Sunday, April 05, 2009
On Foot in San Diego: Union Station
This weekend I decided to check out the old Santa Fe Depot, now called the Union Station, at the recommendation of JoAnne, our medical records librarian. No surprise, I did have my buddy, Jennifer, along for this excursion. I have been trying to imprint the railroad history of San Diego on my brain as the railroad played an important role in the settling and development of the city in the late part of the 1800's and early 1900's. I will let the reader check out those details here.
The morning did not get off to a good start when we found I had forgotten to replace the batteries in Jennifer's camera after recharging. OK, I offered to let her share my SLR if she saw a good shot. Nor did it help that paramedics were working on a young man slumped over at the entrance.
"Did he have a heart attack?", Jennifer wanted to know. No, I told her, more likely drugs.
The interior of the station was beautiful in its grace and simplicity, but it's no Grand Central Station and Jennifer was clearly disappointed.

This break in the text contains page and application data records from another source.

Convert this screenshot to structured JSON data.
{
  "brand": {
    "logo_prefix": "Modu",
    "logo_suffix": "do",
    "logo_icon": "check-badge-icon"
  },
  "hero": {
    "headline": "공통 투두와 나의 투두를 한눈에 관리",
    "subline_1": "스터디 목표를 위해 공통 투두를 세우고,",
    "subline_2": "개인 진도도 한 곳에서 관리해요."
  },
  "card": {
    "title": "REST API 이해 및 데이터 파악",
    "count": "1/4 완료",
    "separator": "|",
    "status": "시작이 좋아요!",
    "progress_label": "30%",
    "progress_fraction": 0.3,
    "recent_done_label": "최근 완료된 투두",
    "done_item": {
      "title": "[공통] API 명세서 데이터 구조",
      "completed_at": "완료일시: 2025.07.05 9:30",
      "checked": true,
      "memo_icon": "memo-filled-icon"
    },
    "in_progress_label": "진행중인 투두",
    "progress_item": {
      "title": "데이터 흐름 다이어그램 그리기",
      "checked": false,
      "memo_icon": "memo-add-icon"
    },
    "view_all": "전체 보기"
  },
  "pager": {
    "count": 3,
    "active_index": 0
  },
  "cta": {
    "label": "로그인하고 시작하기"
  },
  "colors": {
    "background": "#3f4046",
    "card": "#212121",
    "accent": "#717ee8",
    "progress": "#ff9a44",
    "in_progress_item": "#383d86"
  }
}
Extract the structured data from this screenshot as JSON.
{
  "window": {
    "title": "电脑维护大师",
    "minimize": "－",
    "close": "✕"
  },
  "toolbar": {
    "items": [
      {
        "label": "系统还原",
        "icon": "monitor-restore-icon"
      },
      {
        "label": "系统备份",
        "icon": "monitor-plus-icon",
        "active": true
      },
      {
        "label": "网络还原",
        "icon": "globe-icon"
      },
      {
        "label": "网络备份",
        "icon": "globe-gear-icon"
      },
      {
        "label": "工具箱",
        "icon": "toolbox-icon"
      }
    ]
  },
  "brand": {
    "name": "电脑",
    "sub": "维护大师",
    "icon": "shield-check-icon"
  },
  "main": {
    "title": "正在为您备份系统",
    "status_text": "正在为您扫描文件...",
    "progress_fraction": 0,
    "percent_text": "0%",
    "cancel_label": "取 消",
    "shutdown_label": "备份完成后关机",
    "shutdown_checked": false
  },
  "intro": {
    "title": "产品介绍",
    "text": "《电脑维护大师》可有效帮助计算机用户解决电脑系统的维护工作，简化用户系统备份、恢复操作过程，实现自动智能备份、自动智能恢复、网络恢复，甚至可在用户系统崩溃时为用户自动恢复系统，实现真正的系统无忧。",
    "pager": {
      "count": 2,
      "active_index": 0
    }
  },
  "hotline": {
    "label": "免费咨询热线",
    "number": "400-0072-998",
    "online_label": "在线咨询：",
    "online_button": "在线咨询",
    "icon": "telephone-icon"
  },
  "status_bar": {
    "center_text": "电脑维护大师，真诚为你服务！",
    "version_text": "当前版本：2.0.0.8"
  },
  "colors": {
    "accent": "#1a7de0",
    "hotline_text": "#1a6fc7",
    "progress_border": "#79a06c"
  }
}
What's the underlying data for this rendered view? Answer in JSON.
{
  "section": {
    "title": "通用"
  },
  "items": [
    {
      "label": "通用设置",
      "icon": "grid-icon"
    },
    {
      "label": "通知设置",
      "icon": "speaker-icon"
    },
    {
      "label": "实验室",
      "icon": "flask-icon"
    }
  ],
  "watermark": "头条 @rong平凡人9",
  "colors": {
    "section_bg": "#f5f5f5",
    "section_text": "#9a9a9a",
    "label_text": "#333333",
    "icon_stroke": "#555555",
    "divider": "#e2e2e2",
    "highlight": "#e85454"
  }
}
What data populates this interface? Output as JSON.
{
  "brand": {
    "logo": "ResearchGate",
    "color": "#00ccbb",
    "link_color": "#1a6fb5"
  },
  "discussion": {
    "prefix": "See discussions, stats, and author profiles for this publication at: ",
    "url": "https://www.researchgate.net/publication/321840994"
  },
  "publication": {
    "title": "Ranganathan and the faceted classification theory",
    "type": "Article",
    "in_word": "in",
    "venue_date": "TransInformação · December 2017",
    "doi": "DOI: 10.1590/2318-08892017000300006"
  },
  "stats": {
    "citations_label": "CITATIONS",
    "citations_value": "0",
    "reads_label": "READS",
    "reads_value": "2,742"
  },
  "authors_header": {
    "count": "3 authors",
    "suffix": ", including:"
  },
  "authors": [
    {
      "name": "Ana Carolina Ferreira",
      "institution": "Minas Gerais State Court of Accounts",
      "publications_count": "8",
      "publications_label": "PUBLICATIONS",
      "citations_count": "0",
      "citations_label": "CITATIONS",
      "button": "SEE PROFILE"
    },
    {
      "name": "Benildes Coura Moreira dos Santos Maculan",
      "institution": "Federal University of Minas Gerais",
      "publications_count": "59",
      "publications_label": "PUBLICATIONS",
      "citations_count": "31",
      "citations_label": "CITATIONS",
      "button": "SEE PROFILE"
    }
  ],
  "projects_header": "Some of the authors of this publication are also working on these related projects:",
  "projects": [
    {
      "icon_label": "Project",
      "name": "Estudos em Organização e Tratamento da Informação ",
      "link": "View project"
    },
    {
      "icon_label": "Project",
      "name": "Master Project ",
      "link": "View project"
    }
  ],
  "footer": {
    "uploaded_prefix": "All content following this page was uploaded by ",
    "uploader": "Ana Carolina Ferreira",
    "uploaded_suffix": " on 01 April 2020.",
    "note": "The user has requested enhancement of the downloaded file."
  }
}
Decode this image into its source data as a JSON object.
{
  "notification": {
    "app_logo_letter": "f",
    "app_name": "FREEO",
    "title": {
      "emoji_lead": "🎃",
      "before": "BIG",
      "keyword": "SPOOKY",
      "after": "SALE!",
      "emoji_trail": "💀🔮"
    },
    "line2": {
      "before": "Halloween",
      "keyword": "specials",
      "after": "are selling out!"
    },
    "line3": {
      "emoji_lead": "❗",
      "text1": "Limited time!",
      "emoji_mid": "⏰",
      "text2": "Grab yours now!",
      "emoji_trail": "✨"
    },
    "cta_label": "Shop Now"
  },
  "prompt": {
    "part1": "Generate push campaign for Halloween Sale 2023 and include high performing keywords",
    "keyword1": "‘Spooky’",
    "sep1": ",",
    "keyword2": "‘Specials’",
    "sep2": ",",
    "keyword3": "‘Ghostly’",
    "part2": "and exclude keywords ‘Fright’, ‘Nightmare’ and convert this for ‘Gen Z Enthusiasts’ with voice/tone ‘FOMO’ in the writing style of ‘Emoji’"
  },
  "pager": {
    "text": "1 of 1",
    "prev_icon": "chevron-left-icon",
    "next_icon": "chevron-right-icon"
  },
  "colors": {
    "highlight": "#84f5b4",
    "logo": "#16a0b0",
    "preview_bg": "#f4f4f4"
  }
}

One has to be along in years to appreciate the Mission Revival style, arches, and redwood beams in the ceiling.
On the way around front I found a door I liked. I must say I like these curved arches. Jennifer was thinking out loud, "Not another door".
The original depot, built in 1887 to accommodate the real estate bubble speculating that San Diego would be the terminus of the Atchison,Topeka, and Santa Fe, was Victorian style, red with green trim, complete with a clock tower. With the completion of the Panama Canal and hopes that San Diego would become a thriving port for ships, the Victorian depot was torn down and replaced in 1915 with the Mission Revival style depot in keeping with the architecture of the Panama-California Exposition at Balboa Park.
"Next week could we go to the Wild Animal Park to take pictures?" Jennifer asked. That question was not a surprise.